A significant portion of the food we grow is wasted. Whether that is at the point of production or after it has reached the consumer, whatever it might be, food is being wasted. So, is now the time to find out how to raise awareness for food waste?
Food waste is a global issue and is becoming a sticking point for many. It has been estimated that 32% of food produced worldwide goes to waste3. While many significant changes have been made and initiatives introduced, it is still a problem that is rife throughout the world. We need to work together and adopt an approach that can help to take action on food waste.
So, let's look at how to raise awareness for food waste.
All most every single one of us has been wasteful when it comes to food. Many of us do not think twice when we throw away food that is uneaten or left to spoil. Much of this is down to a lack of understanding concerning wasted food throughout the production chain.
Some believe that we have an endless supply of food products, and those who simply have no idea. This is where we have to begin to educate people.
In the same way, as people have been educated about wasting energy or the harmful effects of smoking, educating people to understand the food waste problem is vital.
Many causes of food waste lie between the supplier, retailer, and consumer, so every single person or entity must understand the impact of food waste to reduce food waste2.
It will have to be introduced in schools to change the thought processes of future generations. However, to make a change right here right now, it is important that all are educated about the cost, what they can do to reduce it, and how to deal with waste as well as what they can do with it.
This could include educating people about purchasing less, how they store their foods, or even how the supermarkets can pass on edible food that has passed its use-by-date.
Encouraging people to compost food scraps or turn them into soups and stocks is a simple example of raising awareness. Similarly, encouraging people only to buy what they need in the context of good food waste practices are practical steps along the journey.
Education is pivotal in our fight to alleviate food waste. And we have a lot of education to do. As we seek to raise awareness of food waste, passing on knowledge and increasing visibility help us move collectively in the right direction.
We can all do our bit, and if we all pull together, we can make a difference. The small changes can lead to significant changes, and that is where we will begin to see results. They say that sharing is caring, and in the case of food waste, truer words have never been spoken.
We should all feel passionate about food waste prevention. And for those with greater knowledge and understanding of the food waste issue, now is the time to share it. Sharing knowledge about global food waste's impact on the environment or the economy can shock people into changing their attitudes.
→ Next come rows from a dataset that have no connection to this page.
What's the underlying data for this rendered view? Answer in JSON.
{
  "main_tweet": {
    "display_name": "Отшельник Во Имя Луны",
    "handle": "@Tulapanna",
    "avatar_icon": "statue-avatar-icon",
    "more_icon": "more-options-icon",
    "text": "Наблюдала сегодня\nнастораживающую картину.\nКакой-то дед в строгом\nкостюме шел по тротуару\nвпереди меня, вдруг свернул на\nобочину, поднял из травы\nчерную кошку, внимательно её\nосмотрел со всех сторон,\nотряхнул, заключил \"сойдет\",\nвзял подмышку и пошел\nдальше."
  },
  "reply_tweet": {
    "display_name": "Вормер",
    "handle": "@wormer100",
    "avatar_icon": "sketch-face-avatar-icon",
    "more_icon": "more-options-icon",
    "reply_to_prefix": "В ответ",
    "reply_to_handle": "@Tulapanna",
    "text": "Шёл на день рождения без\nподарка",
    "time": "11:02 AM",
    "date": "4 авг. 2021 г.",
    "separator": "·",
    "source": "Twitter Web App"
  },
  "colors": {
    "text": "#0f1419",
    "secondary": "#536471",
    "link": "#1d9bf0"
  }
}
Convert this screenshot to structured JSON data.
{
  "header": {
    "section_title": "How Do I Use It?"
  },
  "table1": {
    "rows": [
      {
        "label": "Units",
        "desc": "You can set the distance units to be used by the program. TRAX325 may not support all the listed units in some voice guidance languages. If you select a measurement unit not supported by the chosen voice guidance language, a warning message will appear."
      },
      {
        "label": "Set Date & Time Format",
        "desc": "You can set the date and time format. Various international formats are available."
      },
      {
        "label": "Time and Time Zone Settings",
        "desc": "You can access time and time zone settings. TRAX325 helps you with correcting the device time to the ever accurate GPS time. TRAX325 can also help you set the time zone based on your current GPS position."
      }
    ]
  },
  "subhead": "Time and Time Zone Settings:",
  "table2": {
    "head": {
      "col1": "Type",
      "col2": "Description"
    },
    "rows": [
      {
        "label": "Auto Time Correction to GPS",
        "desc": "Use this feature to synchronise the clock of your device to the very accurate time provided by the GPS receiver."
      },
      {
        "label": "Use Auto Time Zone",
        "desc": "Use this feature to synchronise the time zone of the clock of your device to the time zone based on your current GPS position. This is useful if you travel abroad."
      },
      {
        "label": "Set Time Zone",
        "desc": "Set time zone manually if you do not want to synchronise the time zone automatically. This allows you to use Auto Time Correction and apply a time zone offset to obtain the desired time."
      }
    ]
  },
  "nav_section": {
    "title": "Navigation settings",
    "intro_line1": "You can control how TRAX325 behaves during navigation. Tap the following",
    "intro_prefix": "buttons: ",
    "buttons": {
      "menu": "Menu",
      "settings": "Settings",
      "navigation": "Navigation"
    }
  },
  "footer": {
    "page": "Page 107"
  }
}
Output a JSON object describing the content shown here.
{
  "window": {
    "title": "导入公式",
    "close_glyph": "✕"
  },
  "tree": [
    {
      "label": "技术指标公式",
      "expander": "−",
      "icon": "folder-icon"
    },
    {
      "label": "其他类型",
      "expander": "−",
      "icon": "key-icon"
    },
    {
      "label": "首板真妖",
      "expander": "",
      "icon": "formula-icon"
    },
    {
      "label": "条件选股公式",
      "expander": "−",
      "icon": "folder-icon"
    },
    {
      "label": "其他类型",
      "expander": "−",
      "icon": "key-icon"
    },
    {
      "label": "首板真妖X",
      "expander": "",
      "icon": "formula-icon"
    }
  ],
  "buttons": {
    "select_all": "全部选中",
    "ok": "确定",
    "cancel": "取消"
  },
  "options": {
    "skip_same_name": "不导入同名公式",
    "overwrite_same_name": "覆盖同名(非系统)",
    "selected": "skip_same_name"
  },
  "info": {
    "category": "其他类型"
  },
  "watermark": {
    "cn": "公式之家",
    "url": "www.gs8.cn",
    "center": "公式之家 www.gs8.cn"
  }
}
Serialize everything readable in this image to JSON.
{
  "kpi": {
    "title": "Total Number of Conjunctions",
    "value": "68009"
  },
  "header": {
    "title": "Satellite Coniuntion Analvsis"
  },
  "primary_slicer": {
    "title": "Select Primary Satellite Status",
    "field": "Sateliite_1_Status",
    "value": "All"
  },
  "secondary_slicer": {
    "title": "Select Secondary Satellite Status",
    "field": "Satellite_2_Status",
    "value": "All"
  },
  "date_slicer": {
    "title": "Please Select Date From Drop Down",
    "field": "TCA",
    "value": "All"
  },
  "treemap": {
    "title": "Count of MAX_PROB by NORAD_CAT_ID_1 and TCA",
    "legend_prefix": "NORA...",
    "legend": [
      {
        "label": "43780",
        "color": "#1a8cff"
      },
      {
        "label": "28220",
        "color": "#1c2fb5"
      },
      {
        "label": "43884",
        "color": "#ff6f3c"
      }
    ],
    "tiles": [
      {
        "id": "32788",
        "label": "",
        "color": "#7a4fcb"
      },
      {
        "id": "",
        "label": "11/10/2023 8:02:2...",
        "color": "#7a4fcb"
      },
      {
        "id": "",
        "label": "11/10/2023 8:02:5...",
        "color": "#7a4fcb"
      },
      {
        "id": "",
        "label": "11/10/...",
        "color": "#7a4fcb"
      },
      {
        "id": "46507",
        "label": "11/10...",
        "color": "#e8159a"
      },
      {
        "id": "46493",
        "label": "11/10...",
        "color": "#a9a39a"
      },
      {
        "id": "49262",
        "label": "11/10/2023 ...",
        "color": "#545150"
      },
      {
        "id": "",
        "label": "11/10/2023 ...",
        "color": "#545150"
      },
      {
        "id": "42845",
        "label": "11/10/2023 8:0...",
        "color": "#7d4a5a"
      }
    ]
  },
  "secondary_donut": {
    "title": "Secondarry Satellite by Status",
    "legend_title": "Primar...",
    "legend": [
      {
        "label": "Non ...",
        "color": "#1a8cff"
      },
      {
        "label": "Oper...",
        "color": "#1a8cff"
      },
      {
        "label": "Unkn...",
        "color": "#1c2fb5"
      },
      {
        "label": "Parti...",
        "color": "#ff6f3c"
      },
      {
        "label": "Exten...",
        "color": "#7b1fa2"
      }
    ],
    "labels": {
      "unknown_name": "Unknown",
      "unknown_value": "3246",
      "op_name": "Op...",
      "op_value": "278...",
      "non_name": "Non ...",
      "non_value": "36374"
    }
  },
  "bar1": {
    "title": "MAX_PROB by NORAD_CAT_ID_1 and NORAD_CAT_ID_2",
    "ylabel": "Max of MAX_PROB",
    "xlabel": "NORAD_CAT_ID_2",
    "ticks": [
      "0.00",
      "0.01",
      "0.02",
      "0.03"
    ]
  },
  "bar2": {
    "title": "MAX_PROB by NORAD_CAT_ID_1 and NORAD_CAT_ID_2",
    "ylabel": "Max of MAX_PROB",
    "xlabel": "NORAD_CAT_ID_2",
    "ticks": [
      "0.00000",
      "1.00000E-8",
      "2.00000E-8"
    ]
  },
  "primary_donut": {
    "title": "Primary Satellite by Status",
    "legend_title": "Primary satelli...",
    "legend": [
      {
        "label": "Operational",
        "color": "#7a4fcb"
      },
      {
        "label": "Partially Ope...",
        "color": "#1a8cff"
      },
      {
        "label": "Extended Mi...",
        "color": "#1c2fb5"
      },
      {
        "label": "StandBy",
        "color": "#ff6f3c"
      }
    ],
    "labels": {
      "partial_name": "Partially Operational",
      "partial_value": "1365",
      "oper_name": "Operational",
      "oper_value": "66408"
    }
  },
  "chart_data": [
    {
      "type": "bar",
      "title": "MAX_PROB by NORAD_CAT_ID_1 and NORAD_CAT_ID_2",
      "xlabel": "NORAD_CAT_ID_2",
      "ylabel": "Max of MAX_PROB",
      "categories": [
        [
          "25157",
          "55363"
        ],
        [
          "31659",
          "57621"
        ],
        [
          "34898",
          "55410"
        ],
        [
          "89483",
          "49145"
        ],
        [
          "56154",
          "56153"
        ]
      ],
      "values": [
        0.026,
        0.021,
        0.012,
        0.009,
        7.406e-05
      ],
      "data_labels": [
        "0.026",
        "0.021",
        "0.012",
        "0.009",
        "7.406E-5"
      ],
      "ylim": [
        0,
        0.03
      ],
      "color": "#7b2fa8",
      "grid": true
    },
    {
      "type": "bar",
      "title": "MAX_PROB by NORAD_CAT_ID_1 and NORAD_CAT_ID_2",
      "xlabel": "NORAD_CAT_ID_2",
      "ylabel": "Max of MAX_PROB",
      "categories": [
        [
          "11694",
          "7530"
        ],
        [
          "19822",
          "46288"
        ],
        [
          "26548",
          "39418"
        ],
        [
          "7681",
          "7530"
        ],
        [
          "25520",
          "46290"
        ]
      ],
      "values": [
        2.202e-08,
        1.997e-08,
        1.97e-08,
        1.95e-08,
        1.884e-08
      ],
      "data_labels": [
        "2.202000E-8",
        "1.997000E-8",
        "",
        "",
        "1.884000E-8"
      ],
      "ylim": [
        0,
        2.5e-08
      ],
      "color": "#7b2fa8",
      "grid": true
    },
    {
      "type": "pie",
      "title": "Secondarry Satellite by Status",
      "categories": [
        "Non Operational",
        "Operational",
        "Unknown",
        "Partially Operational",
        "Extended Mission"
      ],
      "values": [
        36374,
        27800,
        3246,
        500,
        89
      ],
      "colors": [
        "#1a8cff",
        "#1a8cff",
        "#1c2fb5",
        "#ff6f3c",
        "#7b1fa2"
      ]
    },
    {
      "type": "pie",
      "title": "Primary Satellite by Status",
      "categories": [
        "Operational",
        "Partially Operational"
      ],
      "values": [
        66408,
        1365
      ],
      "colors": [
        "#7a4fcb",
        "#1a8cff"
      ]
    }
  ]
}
Food security is an essential consideration for the government in the UK but also on an international level.
By 2050, it is believed that food production will have to double by 100% to feed the 9 billion people on earth1. This is alarming, and it could mean that even more food is wasted. As a result, the government of almost every country in the world needs to create initiatives and campaigns to help make people aware of the food waste problem and establish sustainable food systems.
We should consider individuals and businesses in this mix. While this is a form of education, it is a problem that they need to tackle with compelling advertising campaigns.
Providing hard-hitting information and tackling policy awareness can grow. The truth is that the government understands how to raise awareness about food waste. They just need to assess the severity of the surplus food problem appropriately.
An understanding of how to raise awareness for food waste is something that we all have to work at. Supermarkets, suppliers, the government, and consumers must work together to deal with the global food waste problem. If we all play a part, only then will we begin to see a difference in reducing food waste.
|Doubling food production to feed the 9 billion: A critical perspective on a key discourse of food security in the UK, by Isobel Tomlinson, Soil Association, Policy Department, South Plaza, Marlborough Street, Bristol BS1 3NX, UK|
|The causes of food waste in the supplier-retailer interface: Evidences from the UK and Spain. Resources, Conservation and Recycling. 55. 648-658. 10.1016/j.resconrec.2010.09.006.|
|Reducing Food Waste and Loss, World Resources Institute, by Brian Lipinski, Craig Hanson, James Lomax, Lisa Kitinoja, Richard Waite and Tim Searchinger|